      At 9:30 we got confirmation that "the flight is just now taking off in Lokichoggo.  It will  be here at 11:30 - or 12:00 if it is a big flight."
      At 11:30 we got the word that the flight was canceled due to mechanical difficulties.  Either they had taken off and had turned back, or they flunked the pre-flight and never took off.
moonset over Kauda

dawn in Kauda
moonset over Kauda

the town of Kauda
      On the third day the same airplane which we had chartered for the blankets returned, this time chartered by the local Roman Catholic diocese with a load of Italian food for the staff (plus a lot of other stuff).  It went back empty, except for me, a Roman Catholic priest, and one of his staff.  It was not clear where the plane was going, but it was out of Kauda, and that is all that mattered.  The alternative was a WFP that might go that afternoon, but would only take me to Rumbek.  Later it turned out that the man I wanted to meet in Rumbek is still in Nairobi.
AN-32 landing at Kauda
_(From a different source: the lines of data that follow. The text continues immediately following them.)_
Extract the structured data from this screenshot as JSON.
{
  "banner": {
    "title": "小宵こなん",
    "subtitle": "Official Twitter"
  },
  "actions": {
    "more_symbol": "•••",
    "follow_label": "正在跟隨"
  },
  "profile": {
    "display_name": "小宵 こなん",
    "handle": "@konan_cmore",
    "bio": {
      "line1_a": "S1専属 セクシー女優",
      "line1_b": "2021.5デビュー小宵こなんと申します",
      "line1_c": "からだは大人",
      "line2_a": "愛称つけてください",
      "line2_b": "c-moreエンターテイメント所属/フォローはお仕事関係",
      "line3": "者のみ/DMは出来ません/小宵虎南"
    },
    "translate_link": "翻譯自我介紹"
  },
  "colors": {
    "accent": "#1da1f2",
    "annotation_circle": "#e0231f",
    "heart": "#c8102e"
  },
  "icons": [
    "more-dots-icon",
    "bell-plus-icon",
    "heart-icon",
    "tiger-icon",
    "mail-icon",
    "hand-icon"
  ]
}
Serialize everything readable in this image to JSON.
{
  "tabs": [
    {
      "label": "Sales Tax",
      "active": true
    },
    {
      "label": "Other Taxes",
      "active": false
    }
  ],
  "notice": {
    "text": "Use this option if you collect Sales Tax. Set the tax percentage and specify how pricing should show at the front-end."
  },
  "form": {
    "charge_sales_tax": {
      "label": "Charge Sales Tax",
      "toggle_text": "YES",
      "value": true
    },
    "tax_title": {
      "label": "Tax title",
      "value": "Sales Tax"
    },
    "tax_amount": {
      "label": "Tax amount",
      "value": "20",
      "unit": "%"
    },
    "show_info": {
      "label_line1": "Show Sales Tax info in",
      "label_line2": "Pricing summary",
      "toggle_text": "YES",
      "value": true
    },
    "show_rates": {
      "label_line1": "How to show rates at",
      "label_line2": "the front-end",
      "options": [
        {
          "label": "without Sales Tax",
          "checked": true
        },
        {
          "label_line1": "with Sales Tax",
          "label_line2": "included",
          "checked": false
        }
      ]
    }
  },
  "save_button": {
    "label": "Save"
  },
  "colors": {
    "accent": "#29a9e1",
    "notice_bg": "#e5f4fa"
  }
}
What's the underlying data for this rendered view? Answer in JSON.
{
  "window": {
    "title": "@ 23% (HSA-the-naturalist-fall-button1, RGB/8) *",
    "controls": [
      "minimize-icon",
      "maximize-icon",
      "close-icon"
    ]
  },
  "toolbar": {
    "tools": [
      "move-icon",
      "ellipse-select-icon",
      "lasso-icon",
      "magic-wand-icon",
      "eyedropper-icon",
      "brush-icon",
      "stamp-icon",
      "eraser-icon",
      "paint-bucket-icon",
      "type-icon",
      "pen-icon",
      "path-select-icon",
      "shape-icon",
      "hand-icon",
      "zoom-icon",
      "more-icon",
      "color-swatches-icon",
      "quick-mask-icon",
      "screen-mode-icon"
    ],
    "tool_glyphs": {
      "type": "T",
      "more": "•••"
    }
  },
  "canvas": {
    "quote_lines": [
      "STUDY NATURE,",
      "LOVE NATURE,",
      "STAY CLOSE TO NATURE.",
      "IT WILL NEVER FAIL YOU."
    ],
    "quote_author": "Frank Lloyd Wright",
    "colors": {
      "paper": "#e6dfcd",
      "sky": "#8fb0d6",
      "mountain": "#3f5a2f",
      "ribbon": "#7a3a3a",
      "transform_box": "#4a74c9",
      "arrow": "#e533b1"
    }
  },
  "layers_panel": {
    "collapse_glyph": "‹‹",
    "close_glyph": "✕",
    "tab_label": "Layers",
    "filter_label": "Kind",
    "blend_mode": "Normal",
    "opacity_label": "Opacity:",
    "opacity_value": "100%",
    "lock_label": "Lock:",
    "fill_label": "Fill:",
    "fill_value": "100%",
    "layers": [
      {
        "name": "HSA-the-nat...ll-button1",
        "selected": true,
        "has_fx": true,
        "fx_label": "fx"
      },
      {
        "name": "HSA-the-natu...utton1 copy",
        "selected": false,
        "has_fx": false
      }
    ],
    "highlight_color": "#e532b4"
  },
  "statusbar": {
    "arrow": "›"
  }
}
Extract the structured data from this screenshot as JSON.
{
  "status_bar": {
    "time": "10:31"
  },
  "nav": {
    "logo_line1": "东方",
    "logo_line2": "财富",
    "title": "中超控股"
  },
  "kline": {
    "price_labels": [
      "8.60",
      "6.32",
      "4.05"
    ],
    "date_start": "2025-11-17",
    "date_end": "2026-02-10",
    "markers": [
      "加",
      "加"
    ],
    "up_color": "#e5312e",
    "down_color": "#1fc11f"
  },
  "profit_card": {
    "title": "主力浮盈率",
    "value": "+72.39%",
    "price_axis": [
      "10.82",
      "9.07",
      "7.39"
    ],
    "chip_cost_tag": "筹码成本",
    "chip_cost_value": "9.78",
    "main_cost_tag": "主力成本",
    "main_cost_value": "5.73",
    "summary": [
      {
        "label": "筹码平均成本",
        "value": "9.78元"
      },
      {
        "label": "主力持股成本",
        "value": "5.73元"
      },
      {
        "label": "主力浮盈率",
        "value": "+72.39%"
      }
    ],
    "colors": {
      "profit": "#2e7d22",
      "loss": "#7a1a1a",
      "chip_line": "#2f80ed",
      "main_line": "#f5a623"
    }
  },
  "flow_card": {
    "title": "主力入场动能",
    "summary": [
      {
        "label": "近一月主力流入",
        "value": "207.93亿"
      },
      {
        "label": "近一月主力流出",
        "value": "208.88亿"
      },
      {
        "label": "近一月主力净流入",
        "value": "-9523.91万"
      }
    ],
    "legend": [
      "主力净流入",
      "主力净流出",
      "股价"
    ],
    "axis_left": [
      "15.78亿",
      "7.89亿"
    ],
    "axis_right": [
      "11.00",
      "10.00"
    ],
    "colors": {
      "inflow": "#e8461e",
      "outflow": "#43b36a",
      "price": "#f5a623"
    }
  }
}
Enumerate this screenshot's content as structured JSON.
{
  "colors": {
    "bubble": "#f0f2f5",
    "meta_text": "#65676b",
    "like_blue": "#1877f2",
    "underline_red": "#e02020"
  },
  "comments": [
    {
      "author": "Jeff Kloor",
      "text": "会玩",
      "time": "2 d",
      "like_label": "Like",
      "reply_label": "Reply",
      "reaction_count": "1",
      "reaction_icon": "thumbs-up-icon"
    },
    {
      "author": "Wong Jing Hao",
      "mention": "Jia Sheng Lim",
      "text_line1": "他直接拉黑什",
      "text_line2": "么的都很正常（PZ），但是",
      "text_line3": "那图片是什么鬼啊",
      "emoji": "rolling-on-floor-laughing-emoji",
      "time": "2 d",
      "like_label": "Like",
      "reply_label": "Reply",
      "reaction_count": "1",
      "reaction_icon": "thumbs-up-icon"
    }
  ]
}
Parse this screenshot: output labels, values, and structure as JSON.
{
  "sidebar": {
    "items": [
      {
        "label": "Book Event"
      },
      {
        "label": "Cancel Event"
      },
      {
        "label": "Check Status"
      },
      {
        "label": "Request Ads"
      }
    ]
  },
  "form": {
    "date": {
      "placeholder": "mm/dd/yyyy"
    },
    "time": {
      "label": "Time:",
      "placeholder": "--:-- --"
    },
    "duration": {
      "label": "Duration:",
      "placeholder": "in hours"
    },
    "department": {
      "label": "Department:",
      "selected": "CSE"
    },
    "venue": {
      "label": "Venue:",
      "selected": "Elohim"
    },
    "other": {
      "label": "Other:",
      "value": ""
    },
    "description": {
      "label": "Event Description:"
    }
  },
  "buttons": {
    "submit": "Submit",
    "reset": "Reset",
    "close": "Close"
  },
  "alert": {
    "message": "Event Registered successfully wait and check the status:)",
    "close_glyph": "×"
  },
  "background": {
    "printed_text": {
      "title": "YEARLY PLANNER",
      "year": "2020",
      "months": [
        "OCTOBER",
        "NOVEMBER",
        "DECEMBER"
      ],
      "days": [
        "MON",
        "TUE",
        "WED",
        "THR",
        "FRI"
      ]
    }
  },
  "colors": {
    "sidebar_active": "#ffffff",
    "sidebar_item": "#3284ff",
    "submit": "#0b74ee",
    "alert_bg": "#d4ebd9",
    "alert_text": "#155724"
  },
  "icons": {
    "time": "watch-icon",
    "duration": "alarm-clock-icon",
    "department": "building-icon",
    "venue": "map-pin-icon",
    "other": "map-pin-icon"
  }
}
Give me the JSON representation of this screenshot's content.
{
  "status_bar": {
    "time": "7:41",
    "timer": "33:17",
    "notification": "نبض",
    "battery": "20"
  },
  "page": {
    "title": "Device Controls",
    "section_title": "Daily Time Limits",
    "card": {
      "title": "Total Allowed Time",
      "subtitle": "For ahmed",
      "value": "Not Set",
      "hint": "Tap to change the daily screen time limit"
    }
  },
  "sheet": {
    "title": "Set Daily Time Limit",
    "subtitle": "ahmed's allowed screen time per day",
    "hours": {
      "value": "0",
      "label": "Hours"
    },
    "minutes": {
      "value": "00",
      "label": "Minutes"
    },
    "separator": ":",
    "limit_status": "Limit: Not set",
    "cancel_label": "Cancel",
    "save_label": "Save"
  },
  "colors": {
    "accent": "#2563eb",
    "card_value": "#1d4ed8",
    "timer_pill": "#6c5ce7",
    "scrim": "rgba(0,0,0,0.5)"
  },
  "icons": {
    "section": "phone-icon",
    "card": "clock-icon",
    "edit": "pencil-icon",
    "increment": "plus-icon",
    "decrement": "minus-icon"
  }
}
homes in Kauda
my way home arrives

homestead near Kauda
      At Lokichoggio, the NRRDO staff met the plane and handled my onward reservations, which turned out to be get back on the same airplane and fly to Nairobi with an American team of pastor trainers who were returning from a pastors seminar in Darfur.  (Later it turned out that this same American ultra-Calvinist group has been banned from South Sudan for engaging in slave labor and other human rights violations.  So now they fly directly to a point in Darfur just outside the jurisdiction of the SPLA to hold their seminars.  I am glad I did not let them include me in their group photos.)   This is the same airplane which failed to fly due to mechanical difficulties the day before.
Lokichoggio airport

Lokichoggio airport
Lokkichogio airport

Lokkichogio airport
      By sundown I was back at the Galexon in Nairobi, trying to get FTP to work reliably enough at the Internet Cafe to send my pictures home.  Within a few days I was home again in Maryland.

     While in Africa I had received word that Gracey's "Green Card" was approved, and I had my travel orders from Lifeline of Hope to proceed to India and resume the work there.

Kenneth A. Grimm
Spring 2007

A Cooperative Effort

      This Project was a cooperative effort of the following organizations.  They are listed in the order of their initial involvement.

Council of Tribal Elders of the Nuba Mountains

Martin Technical Services (Henry and Deborah Martin)

Camp Committee, Darfur Refugees, Kauda

Diocese of  Kadugli Nuba Mountains, Episcopal Church of Sudan

Nuba Relief, Rehabilitation and Development Organization

Nuba Family Christian Mission

Institute for Religion and Democracy

St. Bartholomew's Episcopal Church

Lifeline of Hope

Westminster Church of Christ

Open Content logo Copyright Notice

      Names of persons resident in Sudan involved in the project have been left out.  This is due to no desire to diminish the value of their contribution.  Their names have been omitted to protect their safety.
Edited 26 August 2010